Low self-esteem and low self-worth: What it’s like to live with bulimia

As many as 725,000 people are affected by an eating disorder in the UK per year

Bulimia nervosa is typically defined as food binging, and before 1980 this disease did not even exist in the eyes of medical professionals.

Bulimia is a secret disease; on the outside the individual suffering usually appears confident and in control, however, on the inside they struggle with low self-esteem and self-worth, and find it difficult to put their feelings into words.

Brookes third year, Rachel, suffered from bulimia for four years. In that time, she went from a size 10 to a size four. Rachel said it was worst the first time she purged, and shortly after when weight loss was noticed. Rachel commented: “Liking someone and seeking their approval, which I thought was body image, meant I was focused on having a good body. I found being sick as a way to lose weight was a fix for the full feeling after a large meal.”

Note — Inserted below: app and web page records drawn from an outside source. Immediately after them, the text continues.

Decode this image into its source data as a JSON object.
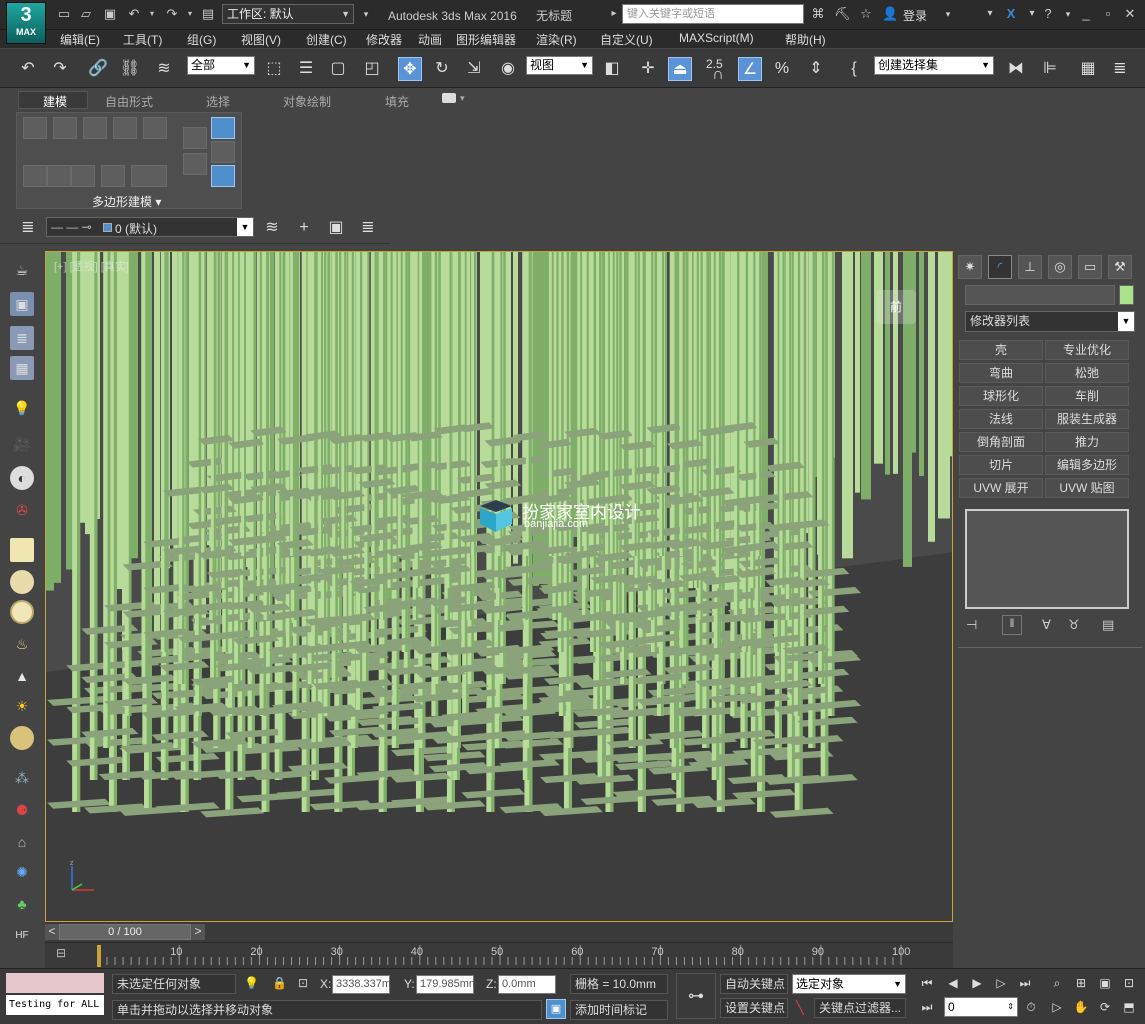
{
  "app": {
    "title": "Autodesk 3ds Max 2016",
    "doc": "无标题",
    "logo": "MAX",
    "search_placeholder": "键入关键字或短语",
    "login": "登录"
  },
  "workspace": {
    "label": "工作区: 默认"
  },
  "menus": [
    "编辑(E)",
    "工具(T)",
    "组(G)",
    "视图(V)",
    "创建(C)",
    "修改器",
    "动画",
    "图形编辑器",
    "渲染(R)",
    "自定义(U)",
    "MAXScript(M)",
    "帮助(H)"
  ],
  "toolbar": {
    "selection_filter": "全部",
    "ref_coord": "视图",
    "snap_value": "2.5",
    "named_selection": "创建选择集"
  },
  "ribbon": {
    "tabs": [
      "建模",
      "自由形式",
      "选择",
      "对象绘制",
      "填充"
    ],
    "panel_label": "多边形建模 ▾"
  },
  "layer": {
    "current": "0 (默认)"
  },
  "viewport": {
    "label": "[+] [透视] [真实]",
    "watermark_title": "扮家家室内设计",
    "watermark_url": "banjiajia.com",
    "viewcube_label": "前"
  },
  "command_panel": {
    "modifier_list": "修改器列表",
    "modifiers": [
      [
        "壳",
        "专业优化"
      ],
      [
        "弯曲",
        "松弛"
      ],
      [
        "球形化",
        "车削"
      ],
      [
        "法线",
        "服装生成器"
      ],
      [
        "倒角剖面",
        "推力"
      ],
      [
        "切片",
        "编辑多边形"
      ],
      [
        "UVW 展开",
        "UVW 贴图"
      ]
    ],
    "object_color": "#a8e28a"
  },
  "timeline": {
    "frame": "0 / 100",
    "prev": "<",
    "next": ">",
    "ticks": [
      "10",
      "20",
      "30",
      "40",
      "50",
      "60",
      "70",
      "80",
      "90",
      "100"
    ]
  },
  "status": {
    "script_listener": "Testing for ALL",
    "selection": "未选定任何对象",
    "prompt": "单击并拖动以选择并移动对象",
    "x_label": "X:",
    "x_value": "3338.337m",
    "y_label": "Y:",
    "y_value": "179.985mn",
    "z_label": "Z:",
    "z_value": "0.0mm",
    "grid": "栅格 = 10.0mm",
    "auto_key": "自动关键点",
    "set_key": "设置关键点",
    "key_mode": "选定对象",
    "key_filter": "关键点过滤器...",
    "add_time_tag": "添加时间标记",
    "current_frame": "0"
  },
  "colors": {
    "accent": "#5a93d6",
    "viewport_border": "#c9a23a",
    "stick": "#b7dc9a",
    "stick_dark": "#7fae69",
    "plate": "#8aa37a"
  }
}
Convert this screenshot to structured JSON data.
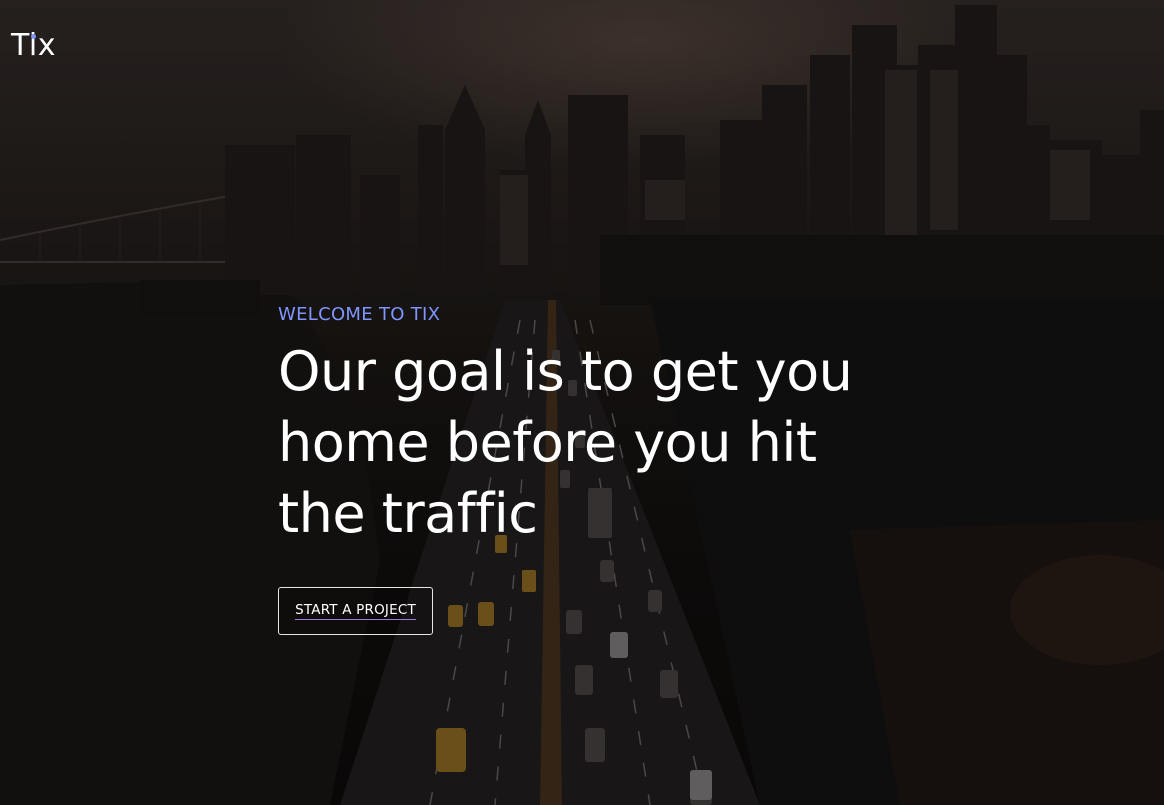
{
  "brand": {
    "name": "Tix",
    "accent_color": "#7f95ff"
  },
  "hero": {
    "eyebrow": "WELCOME TO TIX",
    "headline": "Our goal is to get you home before you hit the traffic",
    "cta_label": "START A PROJECT",
    "background_image": "city-skyline-traffic-photo"
  }
}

Often small statements, such as “oh, you’re going to eat all of that?” can be taken deeply. Rachel found such words hard to hear, commenting: “They didn’t know all that food wasn’t going to stay in me, and it made me think that they thought I was fat”.

Registered dietician, Shannon Casey, told The Tab Brookes that this shows the power of the media to our generation, and how easy it is to think “weight loss associated with positive reinforcement”.

Shannon continued: “Often working with someone is helping them understand their hunger levels and responding accordingly to satisfy themselves”.

Coming out of a relationship with an older, popular guy, Rachel felt the pressure to “uphold my reputation”, which at this point was her tiny figure. Rachel commented: “He was into emo culture that in particular glorified drugs. He expressed that he liked my tiny figure and that made me feel I had to uphold it”.


There isn’t always a clear cut moment where you know you have an issue and need help, often it is an amalgamation of events that opens your and the eyes of those around you to the problem. Through continued drug and alcohol abuse, Rachel had the feeling something was off. Ending up in hospital following an attempt on her own life solidified this thought. She said:”I realised something was wrong, but it didn’t make me stop””I realised something was wrong, but it didn’t make me stop”. Shannon explained that this kind of behaviour can be a cry for help. She commented: “This is often the signal that they know something isn’t right but they truly cannot articulate it”.

At this point Rachel got professional help: “I went to CAMs to appease my mum, but I lied throughout and didn’t care”, seeing a dietician once and a counsellor on and off for a year didn’t help Rachel, and she expressed that “you have to want the help, and to change.”


I finally asked Rachel if she felt she understood what was out of control for her, an answer followed that we can all sympathise with: I was insecure, changing schools meant a change in social status, and I didn’t understand that. I wasn’t doing as well academically and I couldn’t seem to control others around me. Food was what I could control”.

Overall, those suffering need to want the help, it cannot be forced. Shannon explained: “The hardest and biggest thing is to admit a problem and get help, once you’ve done that you are affecting change. Life needs to get in the way and food needs to move back to just being fuel. The patient and the professionals need to have a good working relationship in order for change to happen”.